== Required work ==
Look through the records below, and copy out every line that holds the string "JSON".

(Saved entries)
━━━━━━━━━━

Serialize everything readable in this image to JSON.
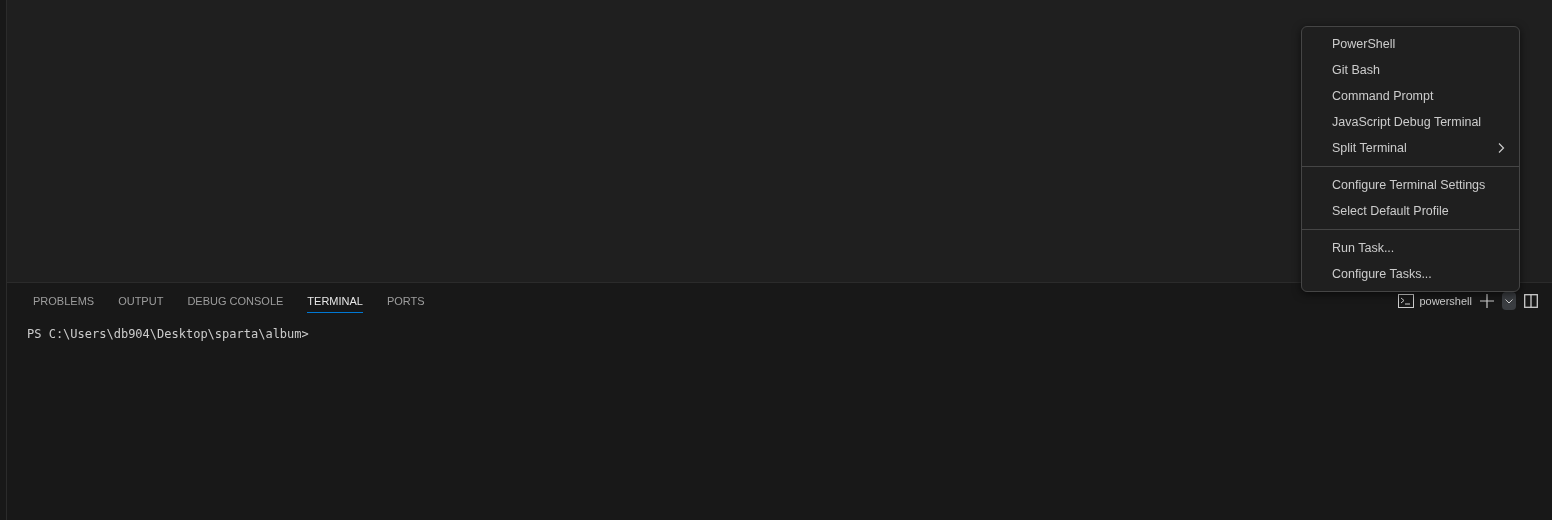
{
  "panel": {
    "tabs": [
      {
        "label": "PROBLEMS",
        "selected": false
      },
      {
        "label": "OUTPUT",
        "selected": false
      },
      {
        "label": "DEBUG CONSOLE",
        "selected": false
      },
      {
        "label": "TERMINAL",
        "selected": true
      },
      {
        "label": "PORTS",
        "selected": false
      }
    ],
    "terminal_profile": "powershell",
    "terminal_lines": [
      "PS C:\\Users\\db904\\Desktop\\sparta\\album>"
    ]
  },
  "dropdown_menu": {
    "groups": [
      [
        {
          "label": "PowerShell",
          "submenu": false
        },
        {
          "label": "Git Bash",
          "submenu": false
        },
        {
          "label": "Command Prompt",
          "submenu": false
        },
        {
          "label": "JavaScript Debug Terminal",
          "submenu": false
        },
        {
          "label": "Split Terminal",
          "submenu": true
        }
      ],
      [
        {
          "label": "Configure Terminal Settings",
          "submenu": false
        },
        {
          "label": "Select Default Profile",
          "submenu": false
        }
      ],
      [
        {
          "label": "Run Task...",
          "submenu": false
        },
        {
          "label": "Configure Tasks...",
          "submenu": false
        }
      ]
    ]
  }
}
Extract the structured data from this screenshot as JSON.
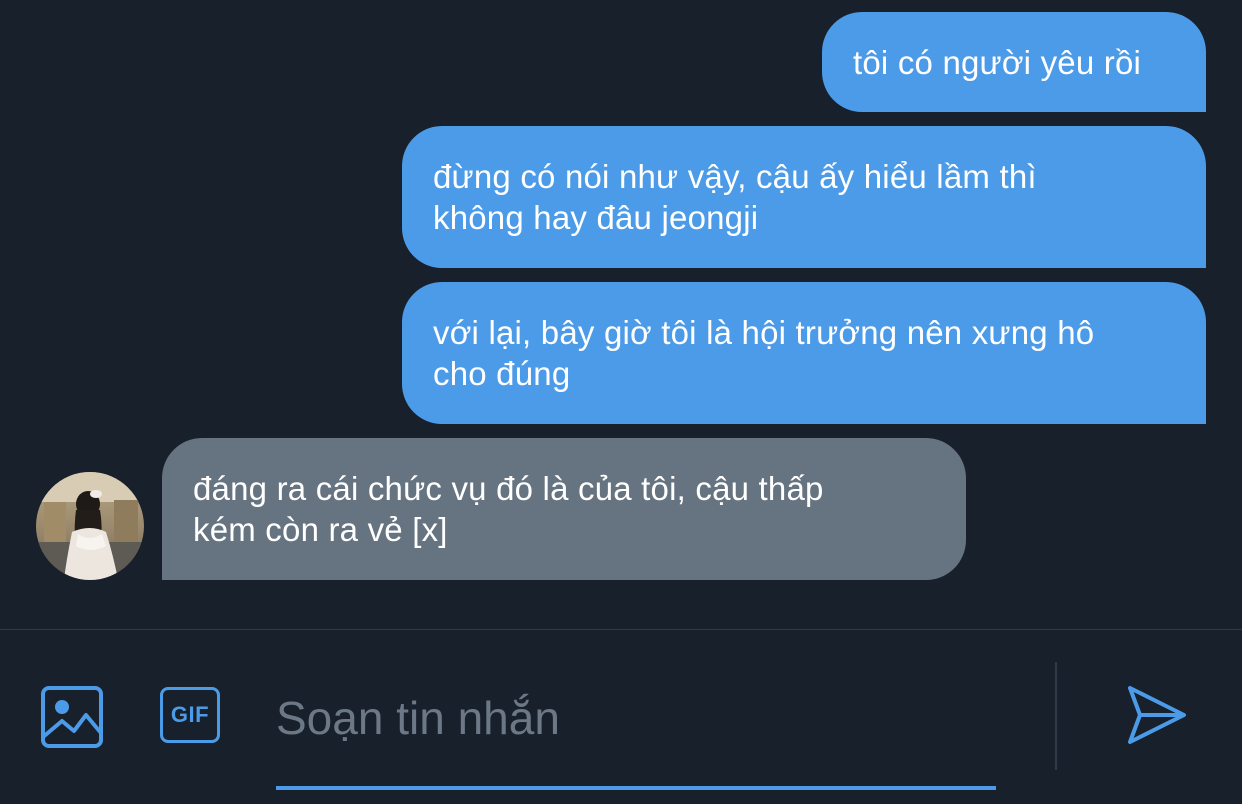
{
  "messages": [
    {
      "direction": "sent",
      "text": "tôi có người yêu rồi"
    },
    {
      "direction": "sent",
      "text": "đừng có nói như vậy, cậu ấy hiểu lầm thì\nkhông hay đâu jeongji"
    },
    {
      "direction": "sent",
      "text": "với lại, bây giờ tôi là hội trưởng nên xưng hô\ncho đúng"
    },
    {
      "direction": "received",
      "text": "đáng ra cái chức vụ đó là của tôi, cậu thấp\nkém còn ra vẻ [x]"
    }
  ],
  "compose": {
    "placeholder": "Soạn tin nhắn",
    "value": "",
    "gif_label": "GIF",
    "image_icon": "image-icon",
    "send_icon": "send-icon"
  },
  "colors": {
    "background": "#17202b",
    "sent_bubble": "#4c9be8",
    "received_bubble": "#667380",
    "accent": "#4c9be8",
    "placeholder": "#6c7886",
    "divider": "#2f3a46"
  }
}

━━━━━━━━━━

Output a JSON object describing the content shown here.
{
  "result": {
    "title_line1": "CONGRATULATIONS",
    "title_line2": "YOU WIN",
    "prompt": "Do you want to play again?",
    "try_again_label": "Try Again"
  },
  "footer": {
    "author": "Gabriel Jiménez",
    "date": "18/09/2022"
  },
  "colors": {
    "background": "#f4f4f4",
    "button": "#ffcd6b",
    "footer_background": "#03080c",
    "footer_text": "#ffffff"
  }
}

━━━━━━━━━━

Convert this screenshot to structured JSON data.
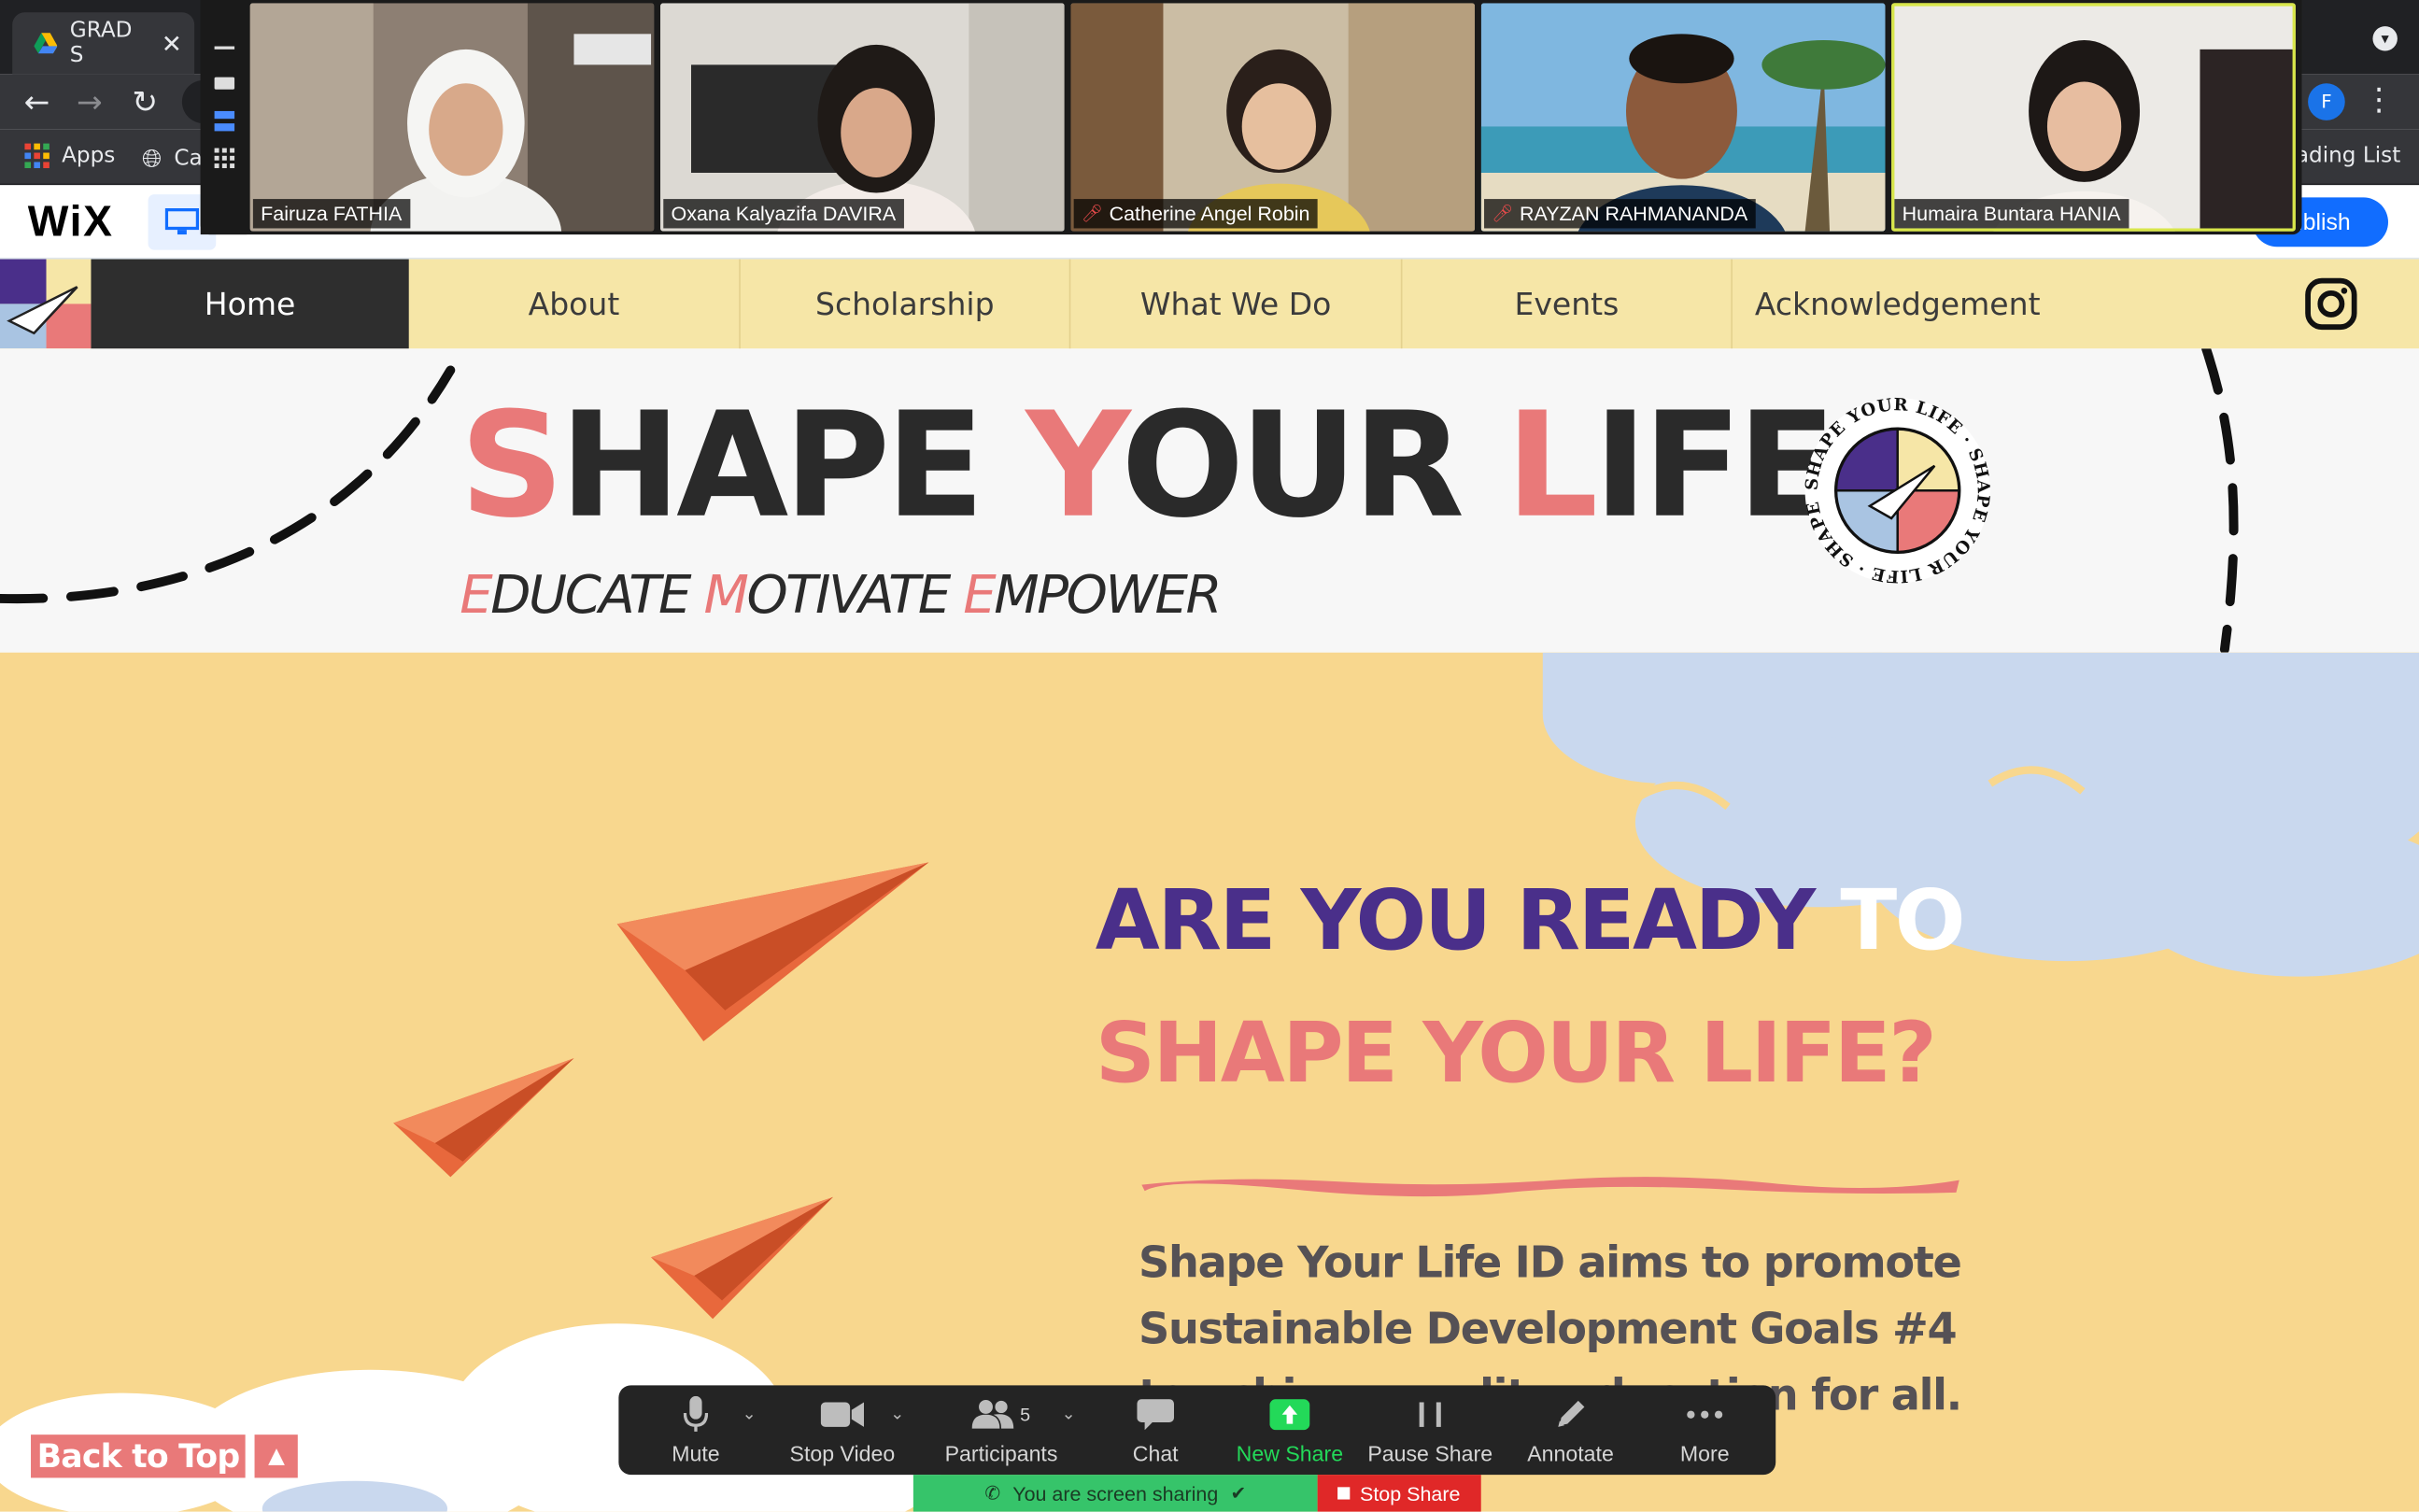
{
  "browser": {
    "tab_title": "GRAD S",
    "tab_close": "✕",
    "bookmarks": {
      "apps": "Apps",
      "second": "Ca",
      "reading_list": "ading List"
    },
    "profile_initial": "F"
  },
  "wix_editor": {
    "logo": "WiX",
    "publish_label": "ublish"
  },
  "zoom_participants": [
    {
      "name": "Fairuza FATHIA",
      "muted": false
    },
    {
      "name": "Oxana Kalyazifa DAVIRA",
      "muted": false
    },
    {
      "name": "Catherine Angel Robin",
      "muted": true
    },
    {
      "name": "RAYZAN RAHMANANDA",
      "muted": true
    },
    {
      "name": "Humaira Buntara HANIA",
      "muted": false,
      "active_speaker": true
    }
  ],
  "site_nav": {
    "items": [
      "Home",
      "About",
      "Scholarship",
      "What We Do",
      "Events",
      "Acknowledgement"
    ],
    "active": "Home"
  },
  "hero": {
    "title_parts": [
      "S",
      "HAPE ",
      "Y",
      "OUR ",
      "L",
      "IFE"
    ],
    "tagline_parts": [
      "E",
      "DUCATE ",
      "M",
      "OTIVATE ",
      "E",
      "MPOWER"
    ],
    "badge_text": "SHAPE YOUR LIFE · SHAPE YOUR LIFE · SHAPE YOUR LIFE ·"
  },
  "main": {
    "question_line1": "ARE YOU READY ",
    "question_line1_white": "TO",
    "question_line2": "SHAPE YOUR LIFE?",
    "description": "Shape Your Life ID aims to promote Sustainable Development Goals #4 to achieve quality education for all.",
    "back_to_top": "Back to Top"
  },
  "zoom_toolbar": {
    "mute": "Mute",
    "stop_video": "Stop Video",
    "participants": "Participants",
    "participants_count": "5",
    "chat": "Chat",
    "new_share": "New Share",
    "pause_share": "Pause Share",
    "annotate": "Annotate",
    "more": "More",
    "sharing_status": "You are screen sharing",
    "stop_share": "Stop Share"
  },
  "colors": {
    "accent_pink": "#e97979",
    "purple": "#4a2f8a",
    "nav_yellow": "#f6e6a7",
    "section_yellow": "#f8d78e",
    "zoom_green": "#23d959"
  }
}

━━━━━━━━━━

== The completed task ==
Serialize everything readable in this image to JSON.
Extract the structured data from this screenshot as JSON.
Output a JSON object describing the content shown here.
Convert this screenshot to structured JSON data.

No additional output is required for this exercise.